CMPC launches pulp mill sludge efficiency challenge
To recover high-potential materials, CMPC is looking for a dehydration system that can turn the existing liquid pulp and paper mill sludge into dry, manipulable materials to be reused for new purposes.
Successful solutions should be able to reach 50% dryness or higher for the primary sludge, in bales or briquettes format, and 70% or higher for secondary sludge, in bulk format, it said.
“At CMPC, we are committed to preserving our environment, because we understand that our work depends on sustainable use of our natural resources. As a global leader, we are part of a new era that challenges companies and citizens to move from a linear to a circular economy, reducing our carbon footprint and optimizing our processes.
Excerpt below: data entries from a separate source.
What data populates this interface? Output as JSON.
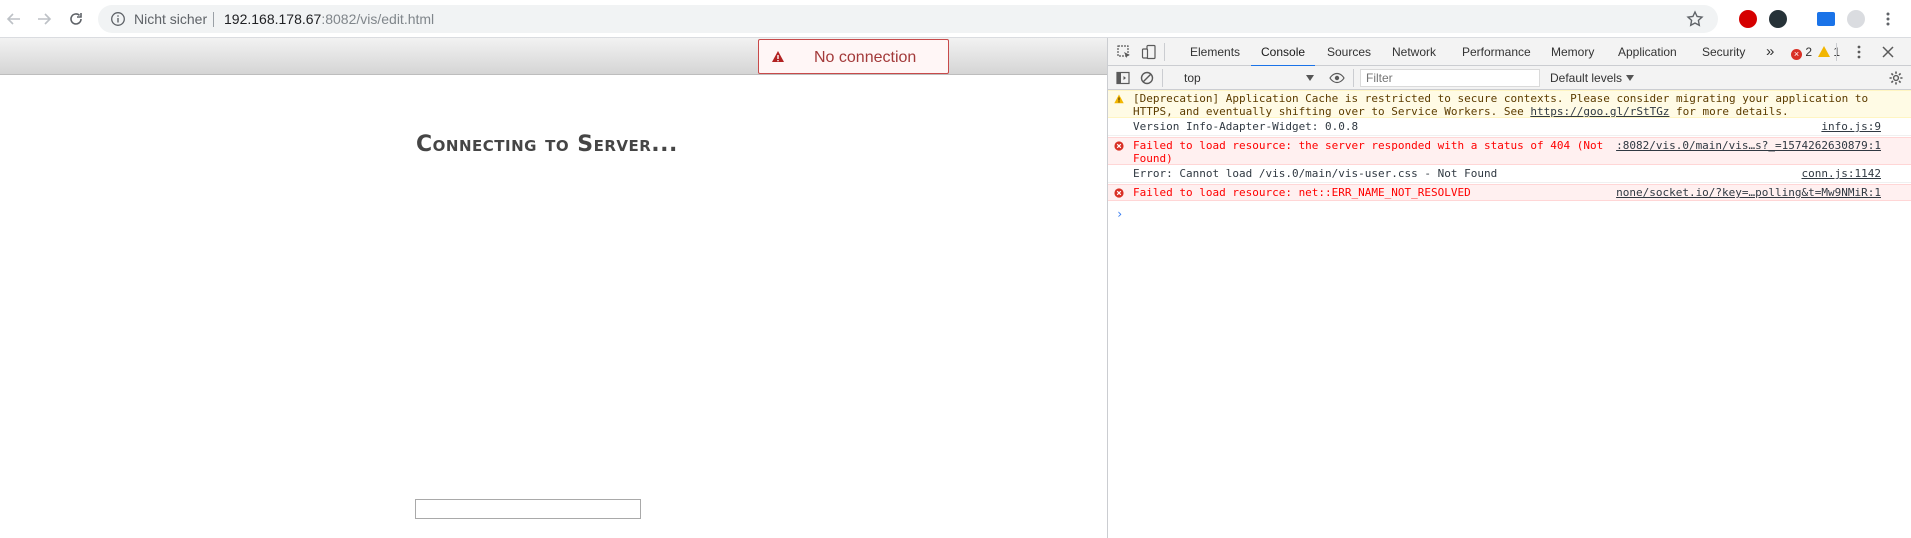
{
  "browser": {
    "insecure_label": "Nicht sicher",
    "url_host": "192.168.178.67",
    "url_rest": ":8082/vis/edit.html"
  },
  "page": {
    "banner_text": "No connection",
    "heading": "Connecting to Server..."
  },
  "devtools": {
    "tabs": [
      "Elements",
      "Console",
      "Sources",
      "Network",
      "Performance",
      "Memory",
      "Application",
      "Security"
    ],
    "active_tab": "Console",
    "more_tabs": "»",
    "error_count": "2",
    "warning_count": "1",
    "context": "top",
    "filter_placeholder": "Filter",
    "levels_label": "Default levels",
    "messages": [
      {
        "level": "warning",
        "line1": "[Deprecation] Application Cache is restricted to secure contexts. Please consider migrating your application to",
        "line2_pre": "HTTPS, and eventually shifting over to Service Workers. See ",
        "line2_link": "https://goo.gl/rStTGz",
        "line2_post": " for more details.",
        "source": ""
      },
      {
        "level": "info",
        "text": "Version Info-Adapter-Widget: 0.0.8",
        "source": "info.js:9"
      },
      {
        "level": "error",
        "line1": "Failed to load resource: the server responded with a status of 404 (Not",
        "line2": "Found)",
        "source": ":8082/vis.0/main/vis…s?_=1574262630879:1"
      },
      {
        "level": "info",
        "text": "Error: Cannot load /vis.0/main/vis-user.css - Not Found",
        "source": "conn.js:1142"
      },
      {
        "level": "error",
        "text": "Failed to load resource: net::ERR_NAME_NOT_RESOLVED",
        "source": "none/socket.io/?key=…polling&t=Mw9NMiR:1"
      }
    ],
    "prompt": "›"
  }
}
This challenge will allow us to recover high-potential materials from sludge and save more water in our activities, putting us one step closer to our sustainability targets,” said Sebastián Corthorn, senior innovation engineer with CMPC.
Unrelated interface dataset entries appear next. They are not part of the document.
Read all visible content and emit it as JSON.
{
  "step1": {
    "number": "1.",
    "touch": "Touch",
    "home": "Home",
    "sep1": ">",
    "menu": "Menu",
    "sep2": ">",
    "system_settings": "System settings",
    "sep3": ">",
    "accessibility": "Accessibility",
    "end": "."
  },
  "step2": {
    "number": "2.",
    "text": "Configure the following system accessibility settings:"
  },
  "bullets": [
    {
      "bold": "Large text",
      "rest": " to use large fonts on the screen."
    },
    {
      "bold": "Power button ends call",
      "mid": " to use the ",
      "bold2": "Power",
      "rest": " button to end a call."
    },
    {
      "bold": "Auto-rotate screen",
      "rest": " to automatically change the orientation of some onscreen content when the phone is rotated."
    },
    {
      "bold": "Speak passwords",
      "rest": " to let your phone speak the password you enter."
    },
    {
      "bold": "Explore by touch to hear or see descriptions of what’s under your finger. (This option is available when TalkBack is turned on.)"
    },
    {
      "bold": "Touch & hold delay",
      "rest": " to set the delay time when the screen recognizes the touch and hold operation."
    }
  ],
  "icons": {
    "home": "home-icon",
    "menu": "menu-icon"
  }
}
The circular bioeconomy is projected to be a $7.7 trillion opportunity by 2030 with $240 billion in Canada alone.
This challenge offers a unique opportunity for ventures to showcase their bioeconomy experience to an international client. Through bioeconomy innovation, Canada has the opportunity to elevate competitive advantages in the forestry, pulp and paper, and agriculture sectors, and to use the existing innovation ecosystem to create a thriving market for bioproducts, CMPC said.
“The circular bioeconomy is a projected $7.7 trillion worldwide opportunity. Canadian innovators have the opportunity to become leaders in this growing sector. Conserving resources and recovering valuable, scarce, or high-potential materials is in everyone’s best interests. We are proud to be working with CMPC to recover fibres from their international pulp and paper mills and hope this challenge inspires others in their industry to adopt similar practices,” said Jeanette Jackson, CEO of Foresight Canada.